Gate of Teki Mandir, Gwalior Fort
Photographer: Dayal, Deen
Medium: Photographic print
Photograph of the gateway of the Teli ka Mandir at Gwalior in Madhya Pradesh, taken by Deen Dayal in the 1880s, from the Bellew Collection: Architectural views in India. The town of Gwalior in central India is the site of a magnificent fort, perched on a rocky plateau, which changed hands several times over the centuries. The Teli-ka-Mandir or Oil-pressers temple was probably built in the middle of the eighth century and is the oldest surviving monument in Gwalior Fort.
This photograph shows the richly carved torana archway that leads to the Teli ka Mandir. The temple presents a unique blending of various Indian architectural styles. The rectangular sanctuary is covered by a masonry tower of the Nagari or North Indian type crowned with a Valabhi or barrel vaulted roof with a gavaksha, an arched window. The niches on the outer walls, which no longer house the sculptures, are covered by arch-like motifs, a North Indian type of decoration.
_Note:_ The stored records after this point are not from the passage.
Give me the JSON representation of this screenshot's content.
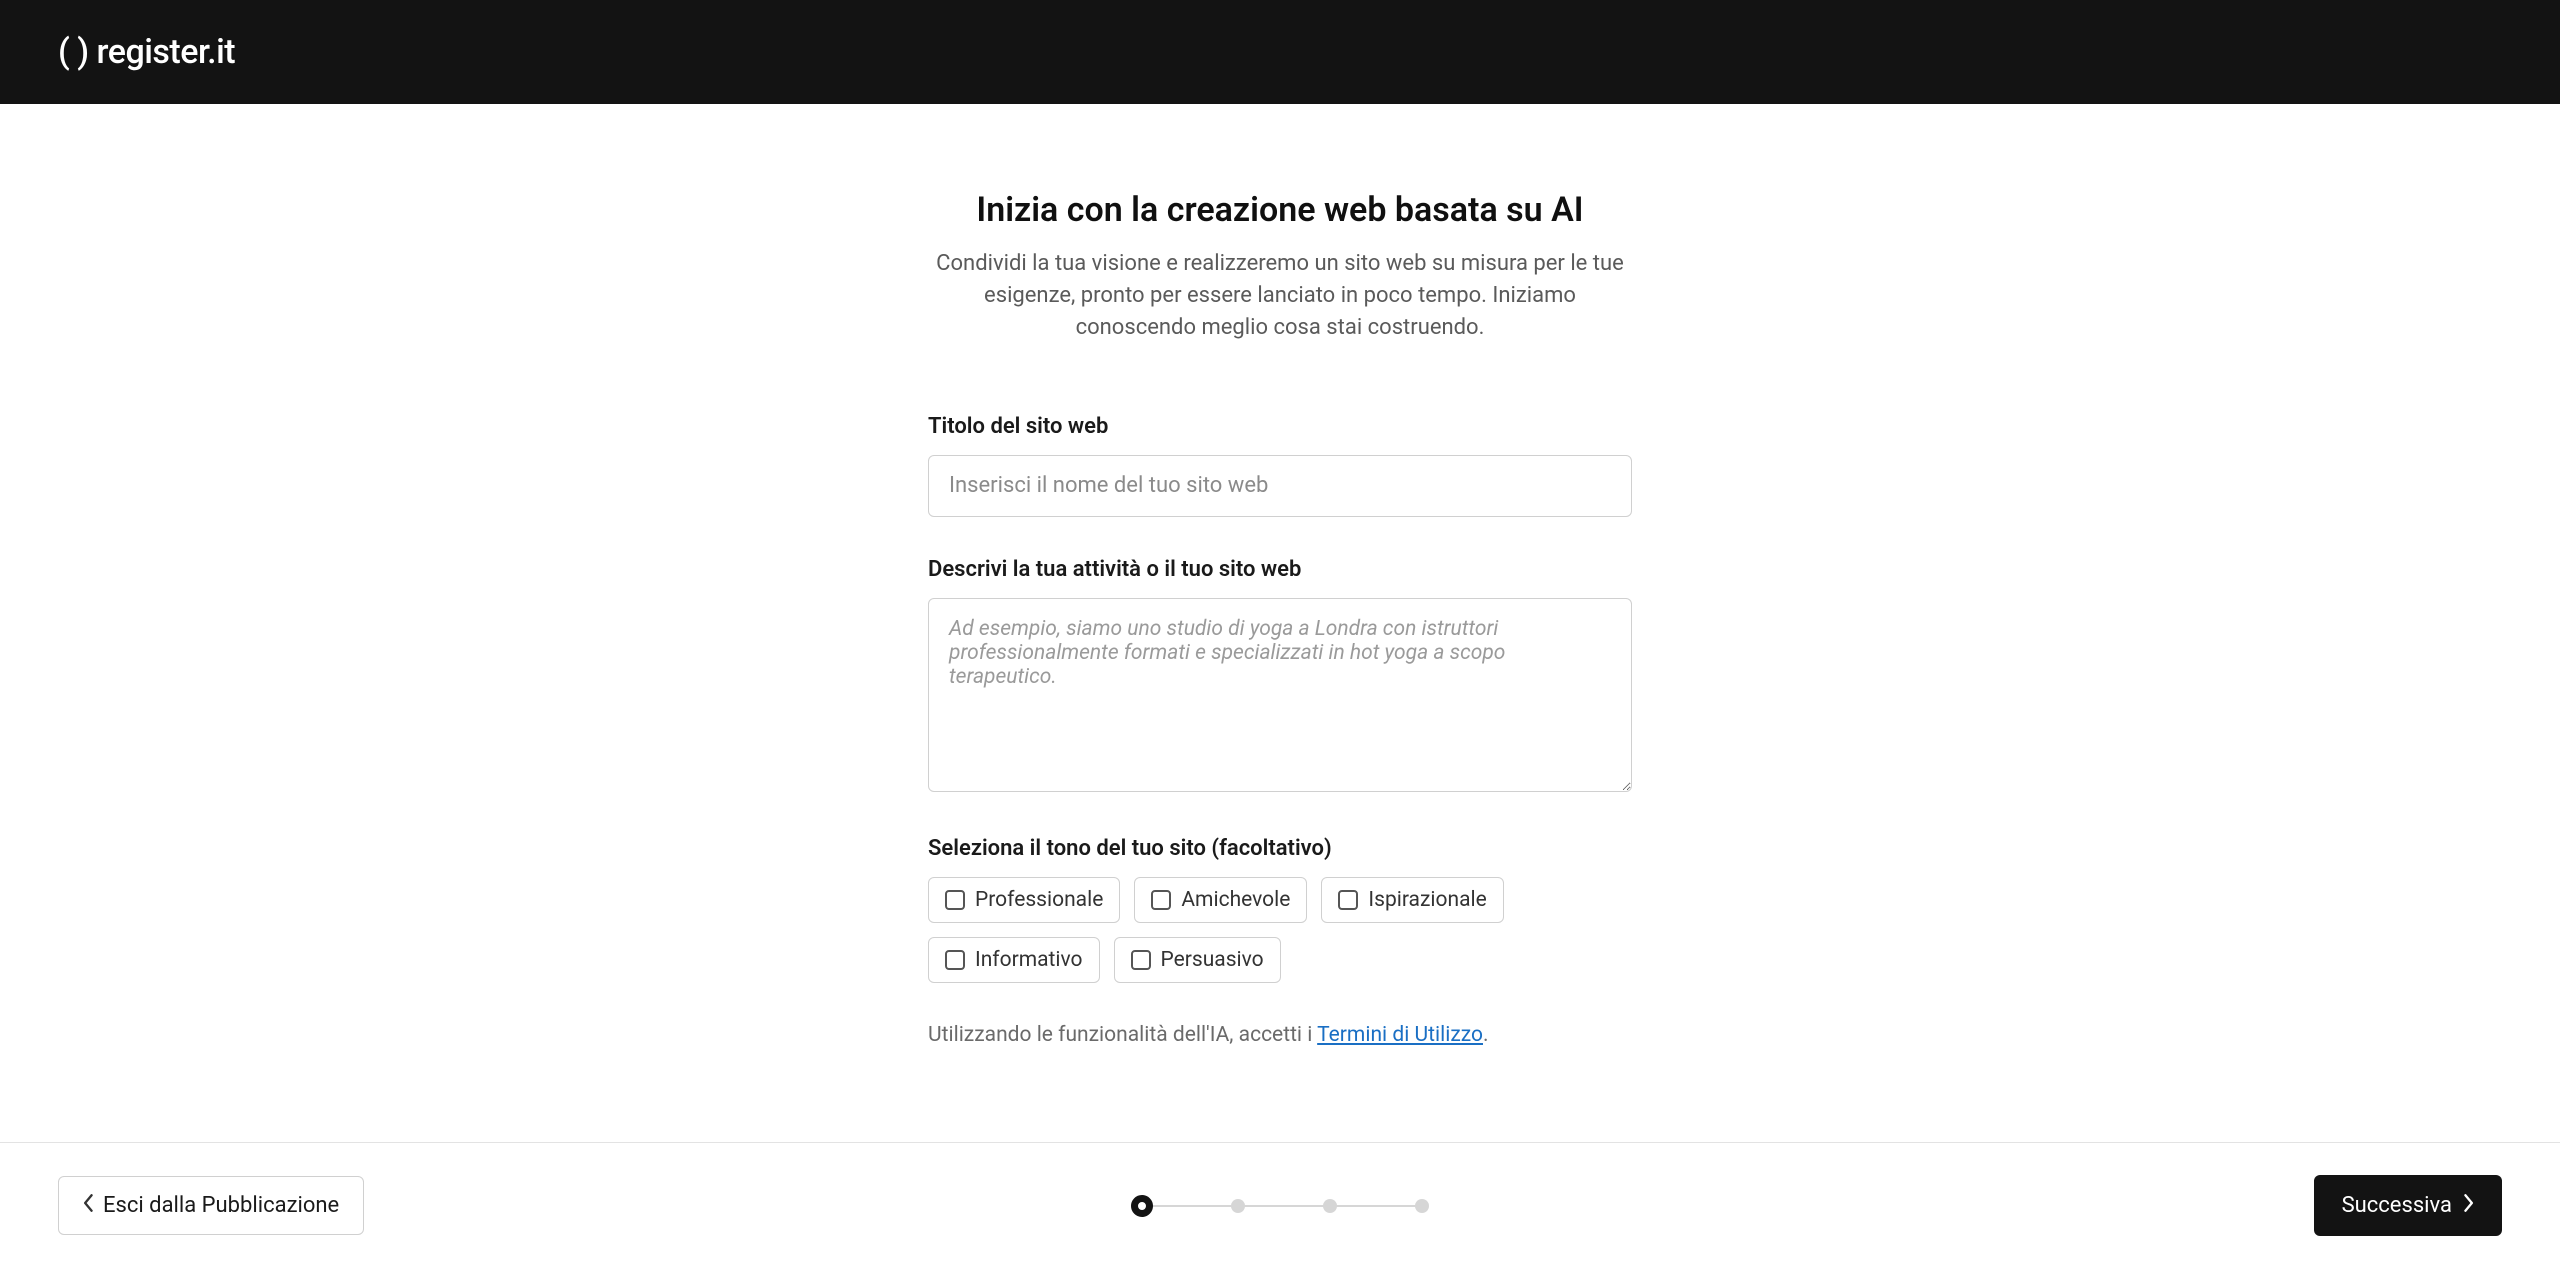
{
  "header": {
    "logo_text": "( ) register.it"
  },
  "main": {
    "title": "Inizia con la creazione web basata su AI",
    "subtitle": "Condividi la tua visione e realizzeremo un sito web su misura per le tue esigenze, pronto per essere lanciato in poco tempo. Iniziamo conoscendo meglio cosa stai costruendo.",
    "title_field": {
      "label": "Titolo del sito web",
      "placeholder": "Inserisci il nome del tuo sito web",
      "value": ""
    },
    "description_field": {
      "label": "Descrivi la tua attività o il tuo sito web",
      "placeholder": "Ad esempio, siamo uno studio di yoga a Londra con istruttori professionalmente formati e specializzati in hot yoga a scopo terapeutico.",
      "value": ""
    },
    "tone_field": {
      "label": "Seleziona il tono del tuo sito (facoltativo)",
      "options": [
        "Professionale",
        "Amichevole",
        "Ispirazionale",
        "Informativo",
        "Persuasivo"
      ]
    },
    "terms": {
      "prefix": "Utilizzando le funzionalità dell'IA, accetti i ",
      "link": "Termini di Utilizzo",
      "suffix": "."
    }
  },
  "footer": {
    "exit_label": "Esci dalla Pubblicazione",
    "next_label": "Successiva",
    "step_count": 4,
    "active_step": 0
  }
}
The doorway is decorated with carved figures of river goddesses, amorous couples, foliation motifs and a flying Garuda on the lintel. The temple, which possibly was originally dedicated to an aspect of the Mother Goddess, was reconstructed in 1881-83.